Driving Restrictions in Costa Rica

Will Your Marchamo Go Down in Costa Rica Next Year?

In a terrible year Costa Ricans could use a break. Unemployment is soaring and most people are broke. But one piece of good news could be the prospect of a lower marchamo for 2021.

Yesterday Costa Rica lawmakers approved a new version of a bill to reduce the 2021 marchamo by 50% for many car owners.

For those who don’t know, the marchamo in Costa Rica is the annual road tax drivers need to pay.

Car owners pay their marchamo for each year at the end of the previous year. So, for example, the 2021 marchamo is due from the mid-November, 2020. It needs to be paid by December 31.

The amount of marchamo paid is based on the value of your vehicle.

PLN Diputada Franggi Nicolas first proposed the bill in May.

Now a tidied-up version of it is about to go through the final phase of discussion.

“With the arrival of COVID-19, Costa Ricans have not only seen their finances reduced, but also the time allowed to drive their vehicles. This is due to the restrictions imposed by the authorities. It would be unfair to calculate this tax the same way as in previous years,” said Nicolas on May 27.

If the bill passes, vehicles with a value of less than 20 million colones (approximately $33,300) will get a 50% cut.

The same 50% cut will apply to all heavy-duty vehicles, vans, buses, tourism, and public service vehicles. These vehicles pay a fixed rate of 8,000 colones ($13) each year, so that would drop to 4,000 ($6.50). That might not sound like much, but if you have a fleet of commercial vehicles, it adds up.

Vehicles valued between 20 and 50 million colones ($83,000) will see a 25% marchamo reduction. Anything over 50 million colones gets 5% off.

Motorcycle riders will have the VAT on their payments waived.

“You have to think about people’s household finances,” said PUSC diputado Pablo Heriburto Abarca yesterday.

Many people won’t have the resources to pay their marchamo this year. Also, as a matter of justice, these measures are necessary. It’s been a year that due to the vehicle restrictions imposed by the government, thousands of Costa Ricans have not been able drive.”

In a terrible year for most Costa Ricans, the passing of this bill will help a lot. The ruling PAC party has tried to obstruct this move since it was proposed in May. It’s a good that there’s still life in this thing.        

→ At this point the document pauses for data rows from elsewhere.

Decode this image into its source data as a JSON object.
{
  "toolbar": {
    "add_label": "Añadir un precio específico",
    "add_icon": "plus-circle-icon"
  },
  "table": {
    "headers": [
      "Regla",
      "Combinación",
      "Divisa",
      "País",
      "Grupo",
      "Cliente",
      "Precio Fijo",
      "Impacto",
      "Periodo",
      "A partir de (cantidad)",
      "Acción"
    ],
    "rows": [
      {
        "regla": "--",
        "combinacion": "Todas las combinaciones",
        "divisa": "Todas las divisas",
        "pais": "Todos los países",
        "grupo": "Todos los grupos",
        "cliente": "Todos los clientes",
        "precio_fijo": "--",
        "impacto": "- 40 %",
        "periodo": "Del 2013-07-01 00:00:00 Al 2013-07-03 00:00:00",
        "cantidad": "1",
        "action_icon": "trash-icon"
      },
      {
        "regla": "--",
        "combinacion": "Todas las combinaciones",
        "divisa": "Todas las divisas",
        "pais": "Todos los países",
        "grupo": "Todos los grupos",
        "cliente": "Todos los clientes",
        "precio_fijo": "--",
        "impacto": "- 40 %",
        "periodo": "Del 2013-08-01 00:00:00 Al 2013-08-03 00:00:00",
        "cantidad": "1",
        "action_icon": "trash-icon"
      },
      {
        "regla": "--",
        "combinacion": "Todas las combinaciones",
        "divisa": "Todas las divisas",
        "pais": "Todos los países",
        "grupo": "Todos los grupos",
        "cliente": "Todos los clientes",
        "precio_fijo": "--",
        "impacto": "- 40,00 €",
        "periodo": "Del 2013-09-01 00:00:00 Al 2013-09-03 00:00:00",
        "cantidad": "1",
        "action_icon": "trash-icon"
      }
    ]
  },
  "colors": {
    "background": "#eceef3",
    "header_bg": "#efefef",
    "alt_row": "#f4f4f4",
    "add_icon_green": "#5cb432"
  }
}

There’s not a great deal of time left before marchamo season arrives. We hope the legislature can get this through fast to provide at least a little relief.

Related articles:

A First-Timer’s Guide to the Costa Rica RITEVE
How to Get a Costa Rican Driver’s License

James Dyde is the editor of www.centralamerica.com. He lives in Escazu, Costa Rica.